Institute: New York
Year Established: 2014 Start Date: 2014-05-01 End Date: 2015-12-31
Total Federal Funds: $10,000 Total Non-Federal Funds: $14,216
Principal Investigators: James Kilduff

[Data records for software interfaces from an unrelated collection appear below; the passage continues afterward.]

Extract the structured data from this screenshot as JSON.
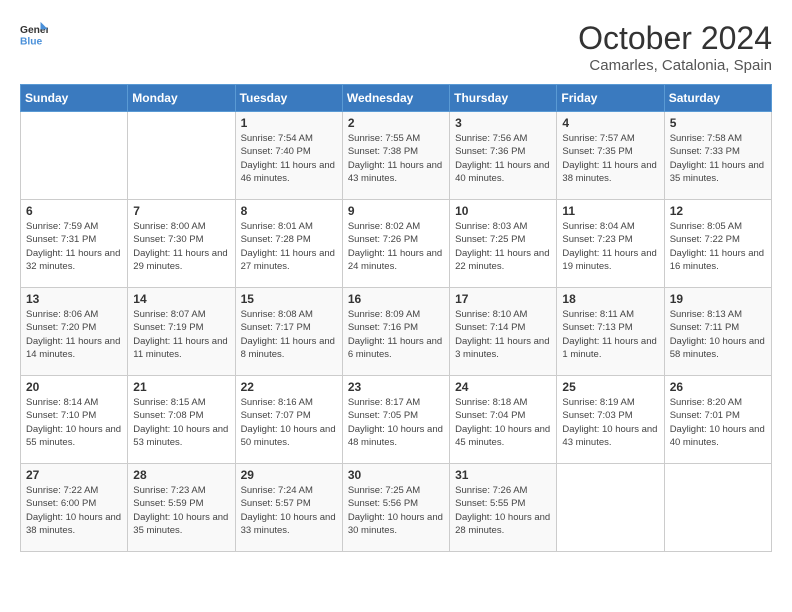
{
  "header": {
    "logo_general": "General",
    "logo_blue": "Blue",
    "title": "October 2024",
    "location": "Camarles, Catalonia, Spain"
  },
  "calendar": {
    "days_of_week": [
      "Sunday",
      "Monday",
      "Tuesday",
      "Wednesday",
      "Thursday",
      "Friday",
      "Saturday"
    ],
    "weeks": [
      [
        {
          "day": "",
          "sunrise": "",
          "sunset": "",
          "daylight": ""
        },
        {
          "day": "",
          "sunrise": "",
          "sunset": "",
          "daylight": ""
        },
        {
          "day": "1",
          "sunrise": "Sunrise: 7:54 AM",
          "sunset": "Sunset: 7:40 PM",
          "daylight": "Daylight: 11 hours and 46 minutes."
        },
        {
          "day": "2",
          "sunrise": "Sunrise: 7:55 AM",
          "sunset": "Sunset: 7:38 PM",
          "daylight": "Daylight: 11 hours and 43 minutes."
        },
        {
          "day": "3",
          "sunrise": "Sunrise: 7:56 AM",
          "sunset": "Sunset: 7:36 PM",
          "daylight": "Daylight: 11 hours and 40 minutes."
        },
        {
          "day": "4",
          "sunrise": "Sunrise: 7:57 AM",
          "sunset": "Sunset: 7:35 PM",
          "daylight": "Daylight: 11 hours and 38 minutes."
        },
        {
          "day": "5",
          "sunrise": "Sunrise: 7:58 AM",
          "sunset": "Sunset: 7:33 PM",
          "daylight": "Daylight: 11 hours and 35 minutes."
        }
      ],
      [
        {
          "day": "6",
          "sunrise": "Sunrise: 7:59 AM",
          "sunset": "Sunset: 7:31 PM",
          "daylight": "Daylight: 11 hours and 32 minutes."
        },
        {
          "day": "7",
          "sunrise": "Sunrise: 8:00 AM",
          "sunset": "Sunset: 7:30 PM",
          "daylight": "Daylight: 11 hours and 29 minutes."
        },
        {
          "day": "8",
          "sunrise": "Sunrise: 8:01 AM",
          "sunset": "Sunset: 7:28 PM",
          "daylight": "Daylight: 11 hours and 27 minutes."
        },
        {
          "day": "9",
          "sunrise": "Sunrise: 8:02 AM",
          "sunset": "Sunset: 7:26 PM",
          "daylight": "Daylight: 11 hours and 24 minutes."
        },
        {
          "day": "10",
          "sunrise": "Sunrise: 8:03 AM",
          "sunset": "Sunset: 7:25 PM",
          "daylight": "Daylight: 11 hours and 22 minutes."
        },
        {
          "day": "11",
          "sunrise": "Sunrise: 8:04 AM",
          "sunset": "Sunset: 7:23 PM",
          "daylight": "Daylight: 11 hours and 19 minutes."
        },
        {
          "day": "12",
          "sunrise": "Sunrise: 8:05 AM",
          "sunset": "Sunset: 7:22 PM",
          "daylight": "Daylight: 11 hours and 16 minutes."
        }
      ],
      [
        {
          "day": "13",
          "sunrise": "Sunrise: 8:06 AM",
          "sunset": "Sunset: 7:20 PM",
          "daylight": "Daylight: 11 hours and 14 minutes."
        },
        {
          "day": "14",
          "sunrise": "Sunrise: 8:07 AM",
          "sunset": "Sunset: 7:19 PM",
          "daylight": "Daylight: 11 hours and 11 minutes."
        },
        {
          "day": "15",
          "sunrise": "Sunrise: 8:08 AM",
          "sunset": "Sunset: 7:17 PM",
          "daylight": "Daylight: 11 hours and 8 minutes."
        },
        {
          "day": "16",
          "sunrise": "Sunrise: 8:09 AM",
          "sunset": "Sunset: 7:16 PM",
          "daylight": "Daylight: 11 hours and 6 minutes."
        },
        {
          "day": "17",
          "sunrise": "Sunrise: 8:10 AM",
          "sunset": "Sunset: 7:14 PM",
          "daylight": "Daylight: 11 hours and 3 minutes."
        },
        {
          "day": "18",
          "sunrise": "Sunrise: 8:11 AM",
          "sunset": "Sunset: 7:13 PM",
          "daylight": "Daylight: 11 hours and 1 minute."
        },
        {
          "day": "19",
          "sunrise": "Sunrise: 8:13 AM",
          "sunset": "Sunset: 7:11 PM",
          "daylight": "Daylight: 10 hours and 58 minutes."
        }
      ],
      [
        {
          "day": "20",
          "sunrise": "Sunrise: 8:14 AM",
          "sunset": "Sunset: 7:10 PM",
          "daylight": "Daylight: 10 hours and 55 minutes."
        },
        {
          "day": "21",
          "sunrise": "Sunrise: 8:15 AM",
          "sunset": "Sunset: 7:08 PM",
          "daylight": "Daylight: 10 hours and 53 minutes."
        },
        {
          "day": "22",
          "sunrise": "Sunrise: 8:16 AM",
          "sunset": "Sunset: 7:07 PM",
          "daylight": "Daylight: 10 hours and 50 minutes."
        },
        {
          "day": "23",
          "sunrise": "Sunrise: 8:17 AM",
          "sunset": "Sunset: 7:05 PM",
          "daylight": "Daylight: 10 hours and 48 minutes."
        },
        {
          "day": "24",
          "sunrise": "Sunrise: 8:18 AM",
          "sunset": "Sunset: 7:04 PM",
          "daylight": "Daylight: 10 hours and 45 minutes."
        },
        {
          "day": "25",
          "sunrise": "Sunrise: 8:19 AM",
          "sunset": "Sunset: 7:03 PM",
          "daylight": "Daylight: 10 hours and 43 minutes."
        },
        {
          "day": "26",
          "sunrise": "Sunrise: 8:20 AM",
          "sunset": "Sunset: 7:01 PM",
          "daylight": "Daylight: 10 hours and 40 minutes."
        }
      ],
      [
        {
          "day": "27",
          "sunrise": "Sunrise: 7:22 AM",
          "sunset": "Sunset: 6:00 PM",
          "daylight": "Daylight: 10 hours and 38 minutes."
        },
        {
          "day": "28",
          "sunrise": "Sunrise: 7:23 AM",
          "sunset": "Sunset: 5:59 PM",
          "daylight": "Daylight: 10 hours and 35 minutes."
        },
        {
          "day": "29",
          "sunrise": "Sunrise: 7:24 AM",
          "sunset": "Sunset: 5:57 PM",
          "daylight": "Daylight: 10 hours and 33 minutes."
        },
        {
          "day": "30",
          "sunrise": "Sunrise: 7:25 AM",
          "sunset": "Sunset: 5:56 PM",
          "daylight": "Daylight: 10 hours and 30 minutes."
        },
        {
          "day": "31",
          "sunrise": "Sunrise: 7:26 AM",
          "sunset": "Sunset: 5:55 PM",
          "daylight": "Daylight: 10 hours and 28 minutes."
        },
        {
          "day": "",
          "sunrise": "",
          "sunset": "",
          "daylight": ""
        },
        {
          "day": "",
          "sunrise": "",
          "sunset": "",
          "daylight": ""
        }
      ]
    ]
  }
}
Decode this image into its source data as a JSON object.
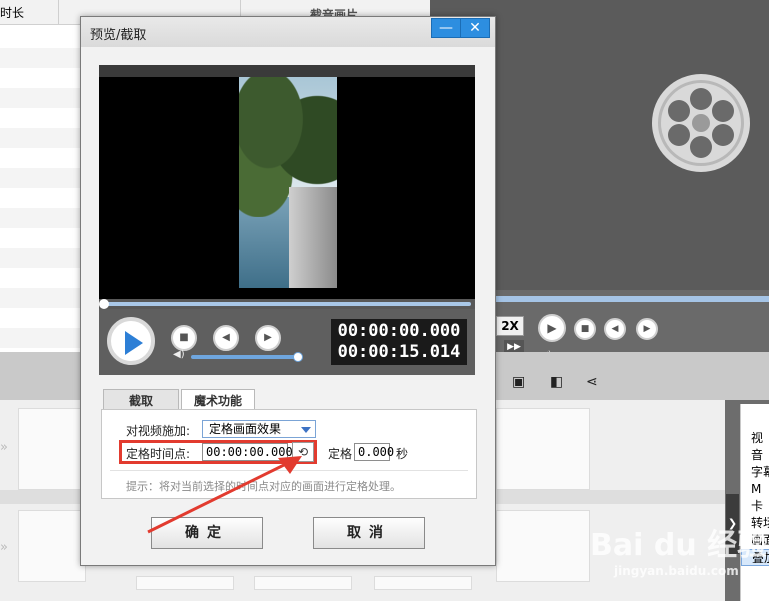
{
  "background": {
    "left_header_col1": "时长",
    "left_header_col2": "截音画片",
    "speed_label": "2X",
    "side_list": [
      "视",
      "音",
      "字幕",
      "M",
      "卡",
      "转场",
      "画面",
      "叠加"
    ]
  },
  "dialog": {
    "title": "预览/截取",
    "minimize_glyph": "—",
    "close_glyph": "✕",
    "time_current": "00:00:00.000",
    "time_total": "00:00:15.014",
    "tabs": [
      {
        "label": "截取"
      },
      {
        "label": "魔术功能"
      }
    ],
    "apply_label": "对视频施加:",
    "effect_value": "定格画面效果",
    "freeze_point_label": "定格时间点:",
    "freeze_point_value": "00:00:00.000",
    "freeze_label": "定格",
    "freeze_duration": "0.000",
    "seconds_unit": "秒",
    "hint": "提示：将对当前选择的时间点对应的画面进行定格处理。",
    "ok_label": "确定",
    "cancel_label": "取消"
  },
  "watermark": {
    "brand": "Bai du 经验",
    "url": "jingyan.baidu.com"
  },
  "colors": {
    "accent": "#2d8ee0",
    "highlight": "#e23b2f"
  }
}
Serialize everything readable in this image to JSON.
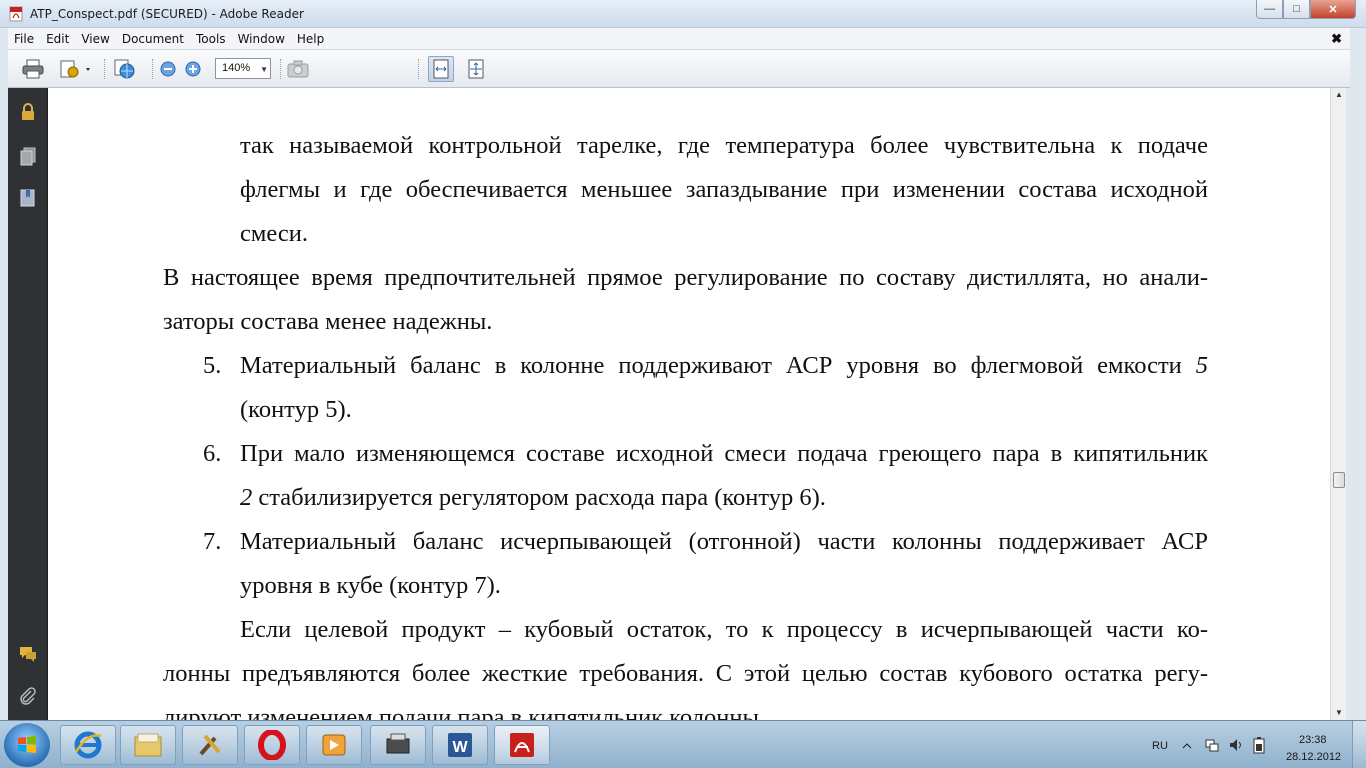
{
  "window": {
    "title": "ATP_Conspect.pdf (SECURED) - Adobe Reader",
    "min_glyph": "—",
    "max_glyph": "□",
    "close_glyph": "✕"
  },
  "menu": [
    "File",
    "Edit",
    "View",
    "Document",
    "Tools",
    "Window",
    "Help"
  ],
  "menu_close": "✖",
  "toolbar": {
    "zoom_value": "140%",
    "zoom_arrow": "▼"
  },
  "document": {
    "line1": "так называемой контрольной тарелке, где температура более чувствительна к подаче",
    "line2": "флегмы и где обеспечивается меньшее запаздывание при изменении состава исходной",
    "line3": "смеси.",
    "line4": "В настоящее время предпочтительней прямое регулирование по составу дистиллята, но анали-",
    "line5": "заторы состава менее надежны.",
    "item5_num": "5.",
    "item5_l1_text": "Материальный баланс в колонне поддерживают АСР уровня во флегмовой емкости",
    "item5_l1_ital": "5",
    "item5_l2": "(контур 5).",
    "item6_num": "6.",
    "item6_l1": "При мало изменяющемся составе исходной смеси подача греющего пара в кипятильник",
    "item6_l2_ital": "2",
    "item6_l2_text": " стабилизируется регулятором расхода пара (контур 6).",
    "item7_num": "7.",
    "item7_l1": "Материальный баланс исчерпывающей (отгонной) части колонны поддерживает АСР",
    "item7_l2": "уровня в кубе (контур 7).",
    "para_l1": "Если целевой продукт – кубовый остаток, то к процессу в исчерпывающей части ко-",
    "para_l2": "лонны предъявляются более жесткие требования. С этой целью состав кубового остатка регу-",
    "para_l3": "лируют изменением подачи пара в кипятильник колонны."
  },
  "tray": {
    "lang": "RU",
    "time": "23:38",
    "date": "28.12.2012"
  },
  "colors": {
    "leftpanel": "#2f3134",
    "pdf_red": "#c8211b"
  }
}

Abstract: The DEC administers the dam safety program for the State of New York. Recent revisions to the dam safety regulations increased responsibilities for owners of Intermediate Hazard (Class B) and High Hazard (Class C) dams. New York has about 400 High Hazard Dams and almost 800 Intermediate Hazard Dams. The increased responsibilities include the completion of comprehensive Engineering Assessments, which were/are due in 2012 for Large-High Hazard Dams, 2014 for Small-High Hazard Dams, and 2015 for Intermediate Hazard Dams. A key component of the Engineering Assessments is the evaluation of spillway capacity. As the majority of these were designed and constructed well before the establishment of the state dam safety program, very few can meet the spillway capacity requirement. The procedure to evaluate spillway capacity involves the development of a hydrologic model to generate and route the inflow design flood hydrograph through the reservoir to determine whether there is sufficient spillway capacity. Detailed hydrologic models simulate two processes during the rainfall-runoff process. The first process predicts the “hydrologic losses” and includes infiltration and rainfall abstraction based on vegetation, soil types, and impervious surface storage. Rainfall that reaches impervious surfaces or exceeds the infiltration rate of pervious surfaces is termed “excess rainfall”. The second process is the transformation of this excess rainfall into surface water runoff and the translation of surface water runoff to the point of interest. This translation is typically accomplished through application of a synthetic unit hydrograph. A unit hydrograph is a numerical representation of how a watershed responds to a unit of excess rainfall (1 inch) and is highly dependent on the topography, drainage network structure, shape of the basin, and surface storage. There are several unit hydrograph methodologies available though the one developed by the Soil Conservation Service (SCS and now known as NRCS) is the most widely used unit hydrograph methodology because of its ease of application. The SCS unit hydrograph methodology utilizes a single hydrologic parameter, lag time, which is readily computed with use of topographic mapping and aerial imagery. Other unit hydrograph methodologies such as the Clark Unit Hydrograph and Snyder Unit Hydrograph require two or more hydrologic parameters, which are often not physically based and need to be based on regional studies or determined through model calibration. As such, these methodologies can be difficult to utilize for projects within un-gauged watersheds, which comprise the majority of locations in NYS, for dams or otherwise. Many previous studies have found that the SCS unit hydrograph methodology is very conservative, and often over-predicts of peak flows by a factor of two to four. Therefore, spillway adequacy may be significantly underestimated, resulting in over-designed and costly spillway rehabilitation projects. In some cases this additional cost may represent a financial hardship for the dam owner, and may preclude the owner’s ability to finance a dam rehabilitation project. In such cases, the goals of the dam safety program, including public safety, are not met. In its application during detailed FEMA Flood Insurance Studies, the use of the SCS unit hydrograph methodology can result in an over-prediction of 100-year flood flows, which translate to inaccurate flood insurance maps and the associated issues.